*** Records for this task Section Begins ***

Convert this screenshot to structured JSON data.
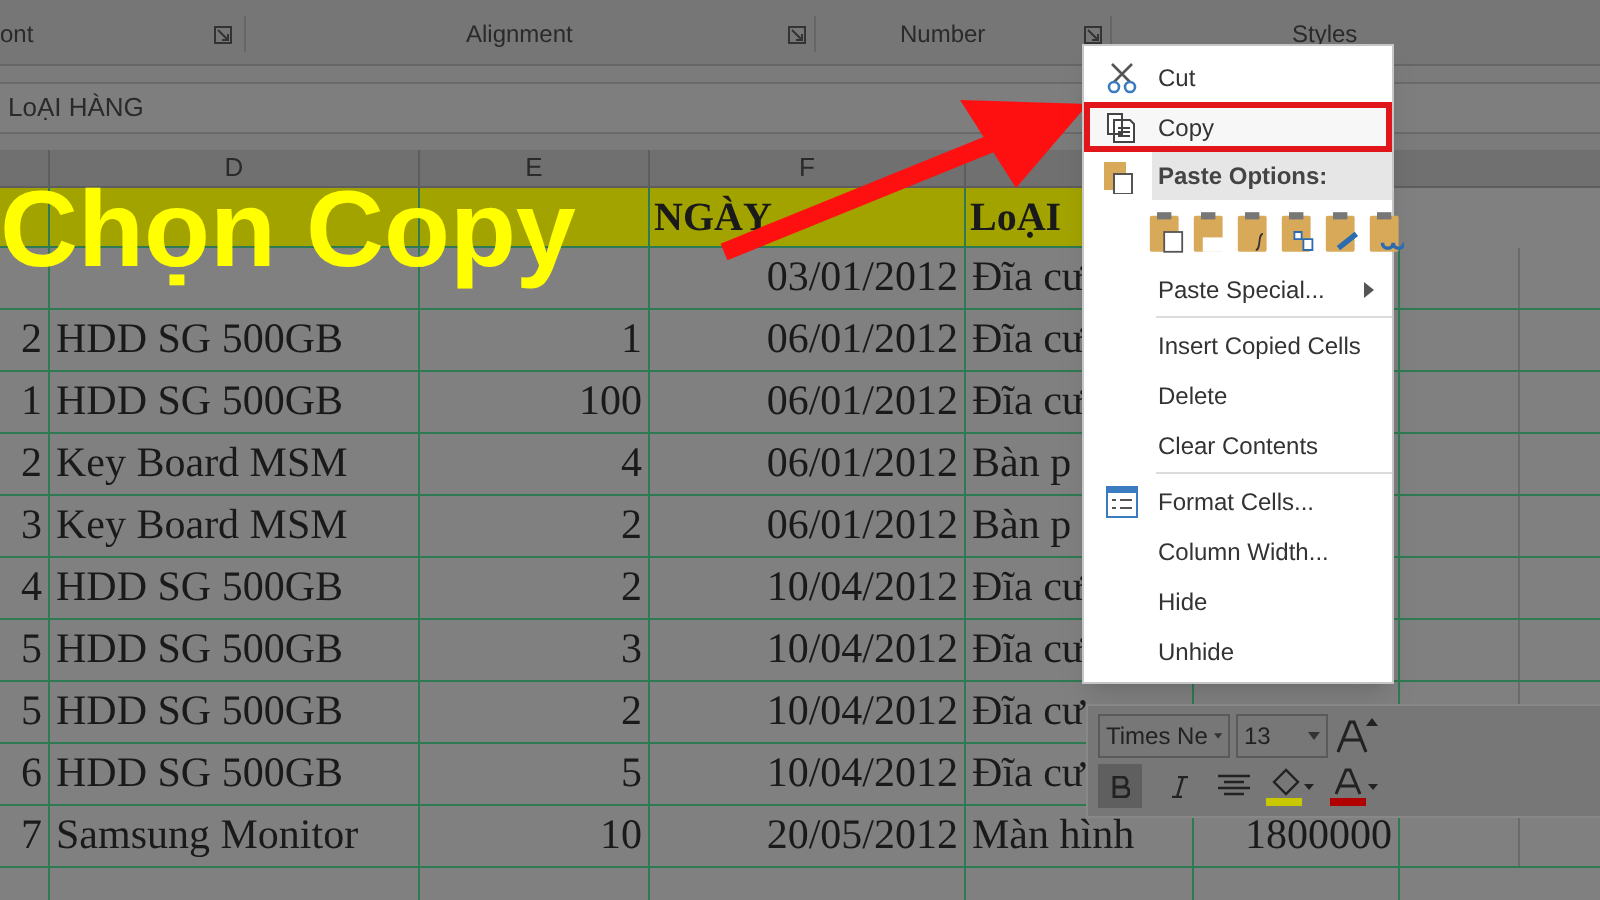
{
  "ribbon": {
    "groups": [
      {
        "label": "ont"
      },
      {
        "label": "Alignment"
      },
      {
        "label": "Number"
      },
      {
        "label": "Styles"
      }
    ]
  },
  "formula_bar": {
    "value": "LoẠI HÀNG"
  },
  "sheet": {
    "column_headers": [
      "D",
      "E",
      "F"
    ],
    "header_row": {
      "date": "NGÀY",
      "category": "LoẠI"
    },
    "rows": [
      {
        "date": "03/01/2012",
        "category": "Đĩa cư"
      },
      {
        "number": "2",
        "item": "HDD SG 500GB",
        "quantity": "1",
        "date": "06/01/2012",
        "category": "Đĩa cư"
      },
      {
        "number": "1",
        "item": "HDD SG 500GB",
        "quantity": "100",
        "date": "06/01/2012",
        "category": "Đĩa cư"
      },
      {
        "number": "2",
        "item": "Key Board MSM",
        "quantity": "4",
        "date": "06/01/2012",
        "category": "Bàn p"
      },
      {
        "number": "3",
        "item": "Key Board MSM",
        "quantity": "2",
        "date": "06/01/2012",
        "category": "Bàn p"
      },
      {
        "number": "4",
        "item": "HDD SG 500GB",
        "quantity": "2",
        "date": "10/04/2012",
        "category": "Đĩa cư"
      },
      {
        "number": "5",
        "item": "HDD SG 500GB",
        "quantity": "3",
        "date": "10/04/2012",
        "category": "Đĩa cư"
      },
      {
        "number": "5",
        "item": "HDD SG 500GB",
        "quantity": "2",
        "date": "10/04/2012",
        "category": "Đĩa cư"
      },
      {
        "number": "6",
        "item": "HDD SG 500GB",
        "quantity": "5",
        "date": "10/04/2012",
        "category": "Đĩa cư"
      },
      {
        "number": "7",
        "item": "Samsung Monitor",
        "quantity": "10",
        "date": "20/05/2012",
        "category": "Màn hình",
        "price": "1800000"
      }
    ]
  },
  "caption": "Chọn Copy",
  "context_menu": {
    "items": [
      {
        "kind": "command",
        "label": "Cut",
        "selected": false
      },
      {
        "kind": "command",
        "label": "Copy",
        "selected": true
      },
      {
        "kind": "header",
        "label": "Paste Options:"
      },
      {
        "kind": "paste_icons"
      },
      {
        "kind": "submenu",
        "label": "Paste Special...",
        "selected": false
      },
      {
        "kind": "command",
        "label": "Insert Copied Cells",
        "selected": false
      },
      {
        "kind": "command",
        "label": "Delete",
        "selected": false
      },
      {
        "kind": "command",
        "label": "Clear Contents",
        "selected": false
      },
      {
        "kind": "command",
        "label": "Format Cells...",
        "selected": false
      },
      {
        "kind": "command",
        "label": "Column Width...",
        "selected": false
      },
      {
        "kind": "command",
        "label": "Hide",
        "selected": false
      },
      {
        "kind": "command",
        "label": "Unhide",
        "selected": false
      }
    ]
  },
  "mini_toolbar": {
    "font_name": "Times Ne",
    "font_size": "13",
    "bold": true,
    "italic": false
  }
}
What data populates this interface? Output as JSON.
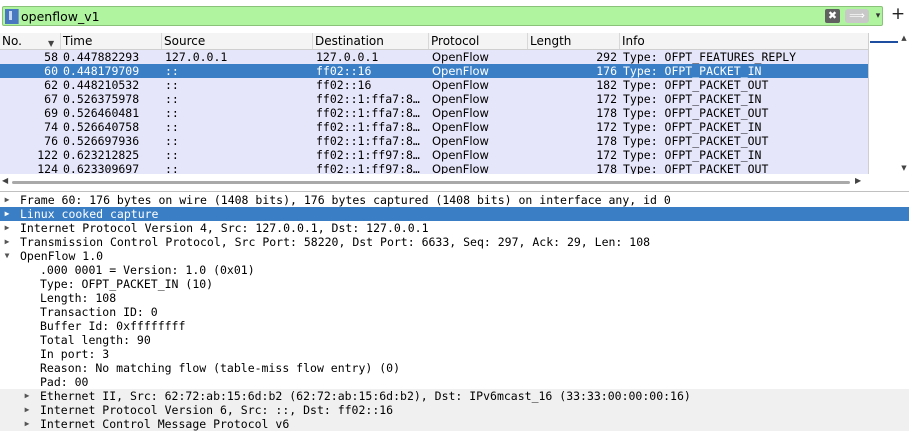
{
  "filter": {
    "value": "openflow_v1",
    "clear_glyph": "✖",
    "apply_glyph": "⟹",
    "dropdown_glyph": "▾",
    "add_glyph": "+"
  },
  "columns": [
    "No.",
    "Time",
    "Source",
    "Destination",
    "Protocol",
    "Length",
    "Info"
  ],
  "packets": [
    {
      "no": "58",
      "time": "0.447882293",
      "src": "127.0.0.1",
      "dst": "127.0.0.1",
      "proto": "OpenFlow",
      "len": "292",
      "info": "Type: OFPT_FEATURES_REPLY"
    },
    {
      "no": "60",
      "time": "0.448179709",
      "src": "::",
      "dst": "ff02::16",
      "proto": "OpenFlow",
      "len": "176",
      "info": "Type: OFPT_PACKET_IN"
    },
    {
      "no": "62",
      "time": "0.448210532",
      "src": "::",
      "dst": "ff02::16",
      "proto": "OpenFlow",
      "len": "182",
      "info": "Type: OFPT_PACKET_OUT"
    },
    {
      "no": "67",
      "time": "0.526375978",
      "src": "::",
      "dst": "ff02::1:ffa7:8…",
      "proto": "OpenFlow",
      "len": "172",
      "info": "Type: OFPT_PACKET_IN"
    },
    {
      "no": "69",
      "time": "0.526460481",
      "src": "::",
      "dst": "ff02::1:ffa7:8…",
      "proto": "OpenFlow",
      "len": "178",
      "info": "Type: OFPT_PACKET_OUT"
    },
    {
      "no": "74",
      "time": "0.526640758",
      "src": "::",
      "dst": "ff02::1:ffa7:8…",
      "proto": "OpenFlow",
      "len": "172",
      "info": "Type: OFPT_PACKET_IN"
    },
    {
      "no": "76",
      "time": "0.526697936",
      "src": "::",
      "dst": "ff02::1:ffa7:8…",
      "proto": "OpenFlow",
      "len": "178",
      "info": "Type: OFPT_PACKET_OUT"
    },
    {
      "no": "122",
      "time": "0.623212825",
      "src": "::",
      "dst": "ff02::1:ff97:8…",
      "proto": "OpenFlow",
      "len": "172",
      "info": "Type: OFPT_PACKET_IN"
    },
    {
      "no": "124",
      "time": "0.623309697",
      "src": "::",
      "dst": "ff02::1:ff97:8…",
      "proto": "OpenFlow",
      "len": "178",
      "info": "Type: OFPT_PACKET_OUT"
    }
  ],
  "selected_packet_no": "60",
  "details": {
    "frame": "Frame 60: 176 bytes on wire (1408 bits), 176 bytes captured (1408 bits) on interface any, id 0",
    "linux_cooked": "Linux cooked capture",
    "ipv4": "Internet Protocol Version 4, Src: 127.0.0.1, Dst: 127.0.0.1",
    "tcp": "Transmission Control Protocol, Src Port: 58220, Dst Port: 6633, Seq: 297, Ack: 29, Len: 108",
    "openflow": "OpenFlow 1.0",
    "of_fields": [
      ".000 0001 = Version: 1.0 (0x01)",
      "Type: OFPT_PACKET_IN (10)",
      "Length: 108",
      "Transaction ID: 0",
      "Buffer Id: 0xffffffff",
      "Total length: 90",
      "In port: 3",
      "Reason: No matching flow (table-miss flow entry) (0)",
      "Pad: 00"
    ],
    "ethernet": "Ethernet II, Src: 62:72:ab:15:6d:b2 (62:72:ab:15:6d:b2), Dst: IPv6mcast_16 (33:33:00:00:00:16)",
    "ipv6": "Internet Protocol Version 6, Src: ::, Dst: ff02::16",
    "icmpv6": "Internet Control Message Protocol v6"
  },
  "colors": {
    "filter_valid_bg": "#b0f4a0",
    "row_bg": "#e6e6fa",
    "selection_bg": "#3a7ec6",
    "selection_fg": "#ffffff"
  }
}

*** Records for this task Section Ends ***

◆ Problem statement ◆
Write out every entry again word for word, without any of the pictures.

◆ Written solution ◆
Convert this screenshot to structured JSON data.
{
  "ribbon": {
    "groups": [
      {
        "label": "ont"
      },
      {
        "label": "Alignment"
      },
      {
        "label": "Number"
      },
      {
        "label": "Styles"
      }
    ]
  },
  "formula_bar": {
    "value": "LoẠI HÀNG"
  },
  "sheet": {
    "column_headers": [
      "D",
      "E",
      "F"
    ],
    "header_row": {
      "date": "NGÀY",
      "category": "LoẠI"
    },
    "rows": [
      {
        "date": "03/01/2012",
        "category": "Đĩa cư"
      },
      {
        "number": "2",
        "item": "HDD SG 500GB",
        "quantity": "1",
        "date": "06/01/2012",
        "category": "Đĩa cư"
      },
      {
        "number": "1",
        "item": "HDD SG 500GB",
        "quantity": "100",
        "date": "06/01/2012",
        "category": "Đĩa cư"
      },
      {
        "number": "2",
        "item": "Key Board MSM",
        "quantity": "4",
        "date": "06/01/2012",
        "category": "Bàn p"
      },
      {
        "number": "3",
        "item": "Key Board MSM",
        "quantity": "2",
        "date": "06/01/2012",
        "category": "Bàn p"
      },
      {
        "number": "4",
        "item": "HDD SG 500GB",
        "quantity": "2",
        "date": "10/04/2012",
        "category": "Đĩa cư"
      },
      {
        "number": "5",
        "item": "HDD SG 500GB",
        "quantity": "3",
        "date": "10/04/2012",
        "category": "Đĩa cư"
      },
      {
        "number": "5",
        "item": "HDD SG 500GB",
        "quantity": "2",
        "date": "10/04/2012",
        "category": "Đĩa cư"
      },
      {
        "number": "6",
        "item": "HDD SG 500GB",
        "quantity": "5",
        "date": "10/04/2012",
        "category": "Đĩa cư"
      },
      {
        "number": "7",
        "item": "Samsung Monitor",
        "quantity": "10",
        "date": "20/05/2012",
        "category": "Màn hình",
        "price": "1800000"
      }
    ]
  },
  "caption": "Chọn Copy",
  "context_menu": {
    "items": [
      {
        "kind": "command",
        "label": "Cut",
        "selected": false
      },
      {
        "kind": "command",
        "label": "Copy",
        "selected": true
      },
      {
        "kind": "header",
        "label": "Paste Options:"
      },
      {
        "kind": "paste_icons"
      },
      {
        "kind": "submenu",
        "label": "Paste Special...",
        "selected": false
      },
      {
        "kind": "command",
        "label": "Insert Copied Cells",
        "selected": false
      },
      {
        "kind": "command",
        "label": "Delete",
        "selected": false
      },
      {
        "kind": "command",
        "label": "Clear Contents",
        "selected": false
      },
      {
        "kind": "command",
        "label": "Format Cells...",
        "selected": false
      },
      {
        "kind": "command",
        "label": "Column Width...",
        "selected": false
      },
      {
        "kind": "command",
        "label": "Hide",
        "selected": false
      },
      {
        "kind": "command",
        "label": "Unhide",
        "selected": false
      }
    ]
  },
  "mini_toolbar": {
    "font_name": "Times Ne",
    "font_size": "13",
    "bold": true,
    "italic": false
  }
}
What data populates this interface? Output as JSON.
{
  "filter": {
    "value": "openflow_v1",
    "clear_glyph": "✖",
    "apply_glyph": "⟹",
    "dropdown_glyph": "▾",
    "add_glyph": "+"
  },
  "columns": [
    "No.",
    "Time",
    "Source",
    "Destination",
    "Protocol",
    "Length",
    "Info"
  ],
  "packets": [
    {
      "no": "58",
      "time": "0.447882293",
      "src": "127.0.0.1",
      "dst": "127.0.0.1",
      "proto": "OpenFlow",
      "len": "292",
      "info": "Type: OFPT_FEATURES_REPLY"
    },
    {
      "no": "60",
      "time": "0.448179709",
      "src": "::",
      "dst": "ff02::16",
      "proto": "OpenFlow",
      "len": "176",
      "info": "Type: OFPT_PACKET_IN"
    },
    {
      "no": "62",
      "time": "0.448210532",
      "src": "::",
      "dst": "ff02::16",
      "proto": "OpenFlow",
      "len": "182",
      "info": "Type: OFPT_PACKET_OUT"
    },
    {
      "no": "67",
      "time": "0.526375978",
      "src": "::",
      "dst": "ff02::1:ffa7:8…",
      "proto": "OpenFlow",
      "len": "172",
      "info": "Type: OFPT_PACKET_IN"
    },
    {
      "no": "69",
      "time": "0.526460481",
      "src": "::",
      "dst": "ff02::1:ffa7:8…",
      "proto": "OpenFlow",
      "len": "178",
      "info": "Type: OFPT_PACKET_OUT"
    },
    {
      "no": "74",
      "time": "0.526640758",
      "src": "::",
      "dst": "ff02::1:ffa7:8…",
      "proto": "OpenFlow",
      "len": "172",
      "info": "Type: OFPT_PACKET_IN"
    },
    {
      "no": "76",
      "time": "0.526697936",
      "src": "::",
      "dst": "ff02::1:ffa7:8…",
      "proto": "OpenFlow",
      "len": "178",
      "info": "Type: OFPT_PACKET_OUT"
    },
    {
      "no": "122",
      "time": "0.623212825",
      "src": "::",
      "dst": "ff02::1:ff97:8…",
      "proto": "OpenFlow",
      "len": "172",
      "info": "Type: OFPT_PACKET_IN"
    },
    {
      "no": "124",
      "time": "0.623309697",
      "src": "::",
      "dst": "ff02::1:ff97:8…",
      "proto": "OpenFlow",
      "len": "178",
      "info": "Type: OFPT_PACKET_OUT"
    }
  ],
  "selected_packet_no": "60",
  "details": {
    "frame": "Frame 60: 176 bytes on wire (1408 bits), 176 bytes captured (1408 bits) on interface any, id 0",
    "linux_cooked": "Linux cooked capture",
    "ipv4": "Internet Protocol Version 4, Src: 127.0.0.1, Dst: 127.0.0.1",
    "tcp": "Transmission Control Protocol, Src Port: 58220, Dst Port: 6633, Seq: 297, Ack: 29, Len: 108",
    "openflow": "OpenFlow 1.0",
    "of_fields": [
      ".000 0001 = Version: 1.0 (0x01)",
      "Type: OFPT_PACKET_IN (10)",
      "Length: 108",
      "Transaction ID: 0",
      "Buffer Id: 0xffffffff",
      "Total length: 90",
      "In port: 3",
      "Reason: No matching flow (table-miss flow entry) (0)",
      "Pad: 00"
    ],
    "ethernet": "Ethernet II, Src: 62:72:ab:15:6d:b2 (62:72:ab:15:6d:b2), Dst: IPv6mcast_16 (33:33:00:00:00:16)",
    "ipv6": "Internet Protocol Version 6, Src: ::, Dst: ff02::16",
    "icmpv6": "Internet Control Message Protocol v6"
  },
  "colors": {
    "filter_valid_bg": "#b0f4a0",
    "row_bg": "#e6e6fa",
    "selection_bg": "#3a7ec6",
    "selection_fg": "#ffffff"
  }
}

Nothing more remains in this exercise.